To be brief, I was first disappointed when I found out I would be with 9 other high schoolers. I was really hoping to find and establish a community with other students who face similar stresses, have comparable struggles and can offer insight and support. I wanted to find someone who I could confide my concerns about apartment living and roommates. Instead, I helped a 15 year old overcome her despair after her best friend kicked her out of their lunch table. Don't get me wrong, I live for helping others, but I need help as well. The food exchange system was reintroduced to me for the third time and to the others for the first, talk about a torturous hour of hearing what's been preached and ingrained in your brain. Dinner was from 6-7pm. The first 20 minutes weren't terrible since I was able to enjoy a Mexican Salad I had prepared at home. But the next 40 minutes of sitting around were frustrating. I kept thinking of all the schoolwork I could have been doing and the daily life updates told by my roommates.

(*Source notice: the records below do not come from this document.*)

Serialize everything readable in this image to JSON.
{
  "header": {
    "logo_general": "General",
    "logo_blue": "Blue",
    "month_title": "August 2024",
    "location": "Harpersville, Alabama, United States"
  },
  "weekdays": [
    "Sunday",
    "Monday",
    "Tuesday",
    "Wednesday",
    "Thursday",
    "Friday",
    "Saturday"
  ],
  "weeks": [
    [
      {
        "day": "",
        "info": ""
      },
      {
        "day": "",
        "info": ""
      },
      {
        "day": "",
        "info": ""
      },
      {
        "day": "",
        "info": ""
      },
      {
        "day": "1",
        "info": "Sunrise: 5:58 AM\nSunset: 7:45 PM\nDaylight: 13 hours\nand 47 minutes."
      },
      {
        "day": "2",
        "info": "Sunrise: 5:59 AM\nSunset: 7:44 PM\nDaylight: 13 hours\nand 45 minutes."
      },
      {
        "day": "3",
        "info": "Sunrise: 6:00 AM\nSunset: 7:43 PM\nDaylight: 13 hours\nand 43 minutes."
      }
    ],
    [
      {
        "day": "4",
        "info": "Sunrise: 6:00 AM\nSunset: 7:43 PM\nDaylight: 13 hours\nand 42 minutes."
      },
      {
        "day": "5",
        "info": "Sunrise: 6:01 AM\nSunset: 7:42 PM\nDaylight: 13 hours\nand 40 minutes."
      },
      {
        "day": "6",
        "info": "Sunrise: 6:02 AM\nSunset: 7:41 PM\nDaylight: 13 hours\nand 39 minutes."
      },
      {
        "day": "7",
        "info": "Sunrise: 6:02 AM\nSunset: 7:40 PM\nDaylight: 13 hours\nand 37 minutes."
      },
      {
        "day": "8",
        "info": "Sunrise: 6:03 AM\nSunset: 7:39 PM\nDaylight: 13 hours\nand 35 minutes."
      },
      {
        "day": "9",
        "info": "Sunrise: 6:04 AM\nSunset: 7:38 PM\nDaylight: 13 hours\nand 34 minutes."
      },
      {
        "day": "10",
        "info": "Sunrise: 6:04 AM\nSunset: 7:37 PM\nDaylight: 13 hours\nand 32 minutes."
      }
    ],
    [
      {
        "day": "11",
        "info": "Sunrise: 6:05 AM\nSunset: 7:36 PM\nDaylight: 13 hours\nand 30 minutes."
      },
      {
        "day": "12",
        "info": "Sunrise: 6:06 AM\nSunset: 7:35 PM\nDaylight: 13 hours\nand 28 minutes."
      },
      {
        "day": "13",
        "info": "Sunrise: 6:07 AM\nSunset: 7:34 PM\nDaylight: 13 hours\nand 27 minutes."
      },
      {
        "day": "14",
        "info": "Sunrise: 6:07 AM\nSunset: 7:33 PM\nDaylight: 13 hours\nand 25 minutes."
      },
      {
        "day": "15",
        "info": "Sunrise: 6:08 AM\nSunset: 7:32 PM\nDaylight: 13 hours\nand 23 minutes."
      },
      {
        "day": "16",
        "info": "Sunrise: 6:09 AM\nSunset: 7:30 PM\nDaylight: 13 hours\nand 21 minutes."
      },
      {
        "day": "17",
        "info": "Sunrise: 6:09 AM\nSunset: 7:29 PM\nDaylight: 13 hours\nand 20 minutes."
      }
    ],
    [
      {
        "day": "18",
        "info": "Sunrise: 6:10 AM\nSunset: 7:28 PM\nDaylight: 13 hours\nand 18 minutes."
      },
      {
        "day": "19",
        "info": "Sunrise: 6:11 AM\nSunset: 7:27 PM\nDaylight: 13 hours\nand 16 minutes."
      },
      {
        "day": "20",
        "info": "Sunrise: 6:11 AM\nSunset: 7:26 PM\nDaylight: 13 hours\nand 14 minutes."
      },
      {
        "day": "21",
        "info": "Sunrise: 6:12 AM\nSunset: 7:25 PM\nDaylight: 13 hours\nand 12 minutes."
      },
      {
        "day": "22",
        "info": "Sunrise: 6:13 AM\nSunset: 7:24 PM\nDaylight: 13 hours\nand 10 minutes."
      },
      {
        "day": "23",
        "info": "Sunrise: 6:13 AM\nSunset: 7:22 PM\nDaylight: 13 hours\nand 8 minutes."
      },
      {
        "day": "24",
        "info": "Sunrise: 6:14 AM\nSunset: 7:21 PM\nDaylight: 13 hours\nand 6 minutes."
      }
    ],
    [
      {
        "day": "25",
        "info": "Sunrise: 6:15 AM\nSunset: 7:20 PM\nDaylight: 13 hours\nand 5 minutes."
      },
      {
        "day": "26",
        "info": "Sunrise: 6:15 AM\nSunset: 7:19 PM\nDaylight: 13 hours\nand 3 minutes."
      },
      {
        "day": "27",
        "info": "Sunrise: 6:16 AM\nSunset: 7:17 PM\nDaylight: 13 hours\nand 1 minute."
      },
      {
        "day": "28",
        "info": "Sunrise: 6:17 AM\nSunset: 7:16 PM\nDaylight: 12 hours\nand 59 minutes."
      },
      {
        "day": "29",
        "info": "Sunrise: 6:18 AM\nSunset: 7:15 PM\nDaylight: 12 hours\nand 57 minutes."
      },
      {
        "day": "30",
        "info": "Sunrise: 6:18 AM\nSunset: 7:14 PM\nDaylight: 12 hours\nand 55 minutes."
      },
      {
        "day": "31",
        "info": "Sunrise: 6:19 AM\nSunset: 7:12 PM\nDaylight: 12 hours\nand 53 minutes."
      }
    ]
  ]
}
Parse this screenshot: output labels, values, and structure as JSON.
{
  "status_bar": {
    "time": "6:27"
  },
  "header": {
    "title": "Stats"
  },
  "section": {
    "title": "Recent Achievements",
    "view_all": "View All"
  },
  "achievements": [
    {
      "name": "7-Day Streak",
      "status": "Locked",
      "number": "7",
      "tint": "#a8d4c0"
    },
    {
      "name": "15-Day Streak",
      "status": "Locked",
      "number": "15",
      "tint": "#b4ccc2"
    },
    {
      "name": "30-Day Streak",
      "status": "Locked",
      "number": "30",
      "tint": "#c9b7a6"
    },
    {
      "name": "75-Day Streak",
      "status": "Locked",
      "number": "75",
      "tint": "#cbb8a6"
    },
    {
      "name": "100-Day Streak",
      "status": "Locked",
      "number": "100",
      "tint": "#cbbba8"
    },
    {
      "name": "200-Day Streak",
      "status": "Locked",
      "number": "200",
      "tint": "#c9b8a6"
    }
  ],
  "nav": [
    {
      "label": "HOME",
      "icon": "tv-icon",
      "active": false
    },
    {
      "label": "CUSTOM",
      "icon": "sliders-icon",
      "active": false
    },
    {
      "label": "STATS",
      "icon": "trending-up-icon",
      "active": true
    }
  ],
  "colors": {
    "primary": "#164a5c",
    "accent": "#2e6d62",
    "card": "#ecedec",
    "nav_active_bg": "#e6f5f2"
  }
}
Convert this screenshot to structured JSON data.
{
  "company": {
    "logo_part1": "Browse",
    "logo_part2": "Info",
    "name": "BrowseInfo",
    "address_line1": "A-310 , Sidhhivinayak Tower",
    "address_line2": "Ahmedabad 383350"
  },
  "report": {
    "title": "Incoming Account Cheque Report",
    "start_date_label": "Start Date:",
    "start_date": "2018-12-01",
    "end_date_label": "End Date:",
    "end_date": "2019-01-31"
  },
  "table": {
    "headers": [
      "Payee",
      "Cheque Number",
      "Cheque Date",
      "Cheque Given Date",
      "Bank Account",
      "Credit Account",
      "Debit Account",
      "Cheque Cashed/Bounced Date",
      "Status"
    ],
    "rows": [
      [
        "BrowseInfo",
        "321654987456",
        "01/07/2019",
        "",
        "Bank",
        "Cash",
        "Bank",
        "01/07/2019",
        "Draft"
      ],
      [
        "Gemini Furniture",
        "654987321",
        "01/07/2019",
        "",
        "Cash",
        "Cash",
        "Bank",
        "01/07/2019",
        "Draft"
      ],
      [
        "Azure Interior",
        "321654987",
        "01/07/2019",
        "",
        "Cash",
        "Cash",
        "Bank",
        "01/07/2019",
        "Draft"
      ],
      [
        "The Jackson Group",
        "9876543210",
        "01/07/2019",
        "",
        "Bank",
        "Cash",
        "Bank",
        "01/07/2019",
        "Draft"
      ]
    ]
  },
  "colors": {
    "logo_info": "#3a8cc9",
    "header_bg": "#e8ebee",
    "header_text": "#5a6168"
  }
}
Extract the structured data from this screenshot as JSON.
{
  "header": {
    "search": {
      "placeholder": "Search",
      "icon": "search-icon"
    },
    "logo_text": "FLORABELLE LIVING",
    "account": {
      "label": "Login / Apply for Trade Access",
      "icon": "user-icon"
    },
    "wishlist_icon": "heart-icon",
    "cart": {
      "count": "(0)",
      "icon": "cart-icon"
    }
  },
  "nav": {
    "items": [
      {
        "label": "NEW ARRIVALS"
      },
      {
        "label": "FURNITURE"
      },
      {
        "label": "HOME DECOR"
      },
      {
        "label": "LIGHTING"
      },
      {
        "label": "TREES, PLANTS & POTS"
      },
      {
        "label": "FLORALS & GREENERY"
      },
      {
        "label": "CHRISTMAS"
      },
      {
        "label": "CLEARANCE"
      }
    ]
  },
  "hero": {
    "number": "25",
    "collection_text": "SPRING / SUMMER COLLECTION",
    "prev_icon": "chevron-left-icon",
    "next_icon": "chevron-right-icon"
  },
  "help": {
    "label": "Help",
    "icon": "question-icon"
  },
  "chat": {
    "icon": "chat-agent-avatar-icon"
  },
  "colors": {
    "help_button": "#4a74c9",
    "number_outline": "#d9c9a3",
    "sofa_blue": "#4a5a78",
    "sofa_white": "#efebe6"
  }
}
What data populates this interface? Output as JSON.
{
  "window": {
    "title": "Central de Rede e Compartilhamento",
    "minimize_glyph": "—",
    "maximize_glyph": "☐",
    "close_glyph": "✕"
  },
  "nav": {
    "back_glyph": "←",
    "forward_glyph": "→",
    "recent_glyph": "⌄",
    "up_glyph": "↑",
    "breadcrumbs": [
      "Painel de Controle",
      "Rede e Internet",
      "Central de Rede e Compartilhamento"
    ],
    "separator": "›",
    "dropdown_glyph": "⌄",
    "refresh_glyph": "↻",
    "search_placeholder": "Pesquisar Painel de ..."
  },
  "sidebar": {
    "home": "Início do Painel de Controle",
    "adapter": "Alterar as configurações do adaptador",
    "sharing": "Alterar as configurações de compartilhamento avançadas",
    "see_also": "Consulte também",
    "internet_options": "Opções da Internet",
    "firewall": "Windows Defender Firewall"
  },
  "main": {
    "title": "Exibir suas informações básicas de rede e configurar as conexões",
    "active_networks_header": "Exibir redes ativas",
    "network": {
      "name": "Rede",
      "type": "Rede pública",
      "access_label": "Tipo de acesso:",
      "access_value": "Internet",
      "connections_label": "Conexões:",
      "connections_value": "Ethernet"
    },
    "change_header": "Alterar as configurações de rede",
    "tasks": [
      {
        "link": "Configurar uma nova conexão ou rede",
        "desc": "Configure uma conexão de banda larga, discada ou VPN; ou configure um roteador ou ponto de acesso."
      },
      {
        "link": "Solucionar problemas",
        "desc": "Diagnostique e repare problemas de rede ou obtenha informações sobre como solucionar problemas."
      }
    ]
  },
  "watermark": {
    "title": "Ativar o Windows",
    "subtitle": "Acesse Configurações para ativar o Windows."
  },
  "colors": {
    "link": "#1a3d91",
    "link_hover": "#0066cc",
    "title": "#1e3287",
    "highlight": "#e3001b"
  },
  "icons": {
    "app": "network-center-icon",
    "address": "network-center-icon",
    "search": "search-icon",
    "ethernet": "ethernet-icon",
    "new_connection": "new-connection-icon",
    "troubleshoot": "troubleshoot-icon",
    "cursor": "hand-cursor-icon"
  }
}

Afterwards I met with my assigned counselor-- aka a social worker (I'm not knocking on social workers, I respect and admire their work). She started with, "Do you have any issues with body image?" I think to myself, 'Are you freaking kidding me?! I have an eating disorder, what do you think?!' but composed myself and managed to say, "Yes, but I know that when I look in the mirror and see a distorted image, there is some underlying issue bothering me. My eating disorder is a way to block out feelings and emotions and I've worked diligently the past semester exploring my past, altering thought patterns and retraining my brain to not engage in certain behaviors." Her face turned blank, she shuffled her papers and said, "Wow. That's...really... that's really good". 'Ha, I know. What now?' I thought. The final group of the evening was supposed to be led by another social worker (who is actually a graduate student at Pitt's School of Social Work). CBT, or cognitive behavioral therapy is commonly used to help treat eating disorders. After I participated in led the group, the girls decided it would be more beneficial to play Apples to Apples. I know I am bias and left the program with doubt and anger, but I really want time towards recovery to be efficient and effective. I believe this program can be helpful for younger individuals who are at the peak of or have recently engaged in eating disorder behaviors. For most of them, they had never been in or exposed to food exchanges nor ED treatment. Furthermore what really bothered me was the fact that the nutritionist didn't seem to concerned with my weight, exercise habits or meal plan-- though I've lost considerable weight since I've been back at school. I honestly think I can maintain a healthier lifestyle if I wrote in and kept up with my food log as well as forming some sort of community for support. I have a phone session with my therapist from home tomorrow and I hope to discuss other possible treatment options, but in the mean time I can't critique and conclude an analysis of COPE based on one experience. I need to put a little trust and faith in the program and hope I will gain as much as I put into it.
And rather than over-analyze and critique certain foods and the psychological or physiological reasons why we eat them, I want to work on trusting my intuition and taste buds. If I want it, I can have it, eat it and enjoy it. I deserve it. WE deserve it. Because we're rock stars.
"I never met a chocolate I didn't like"-- Star Trek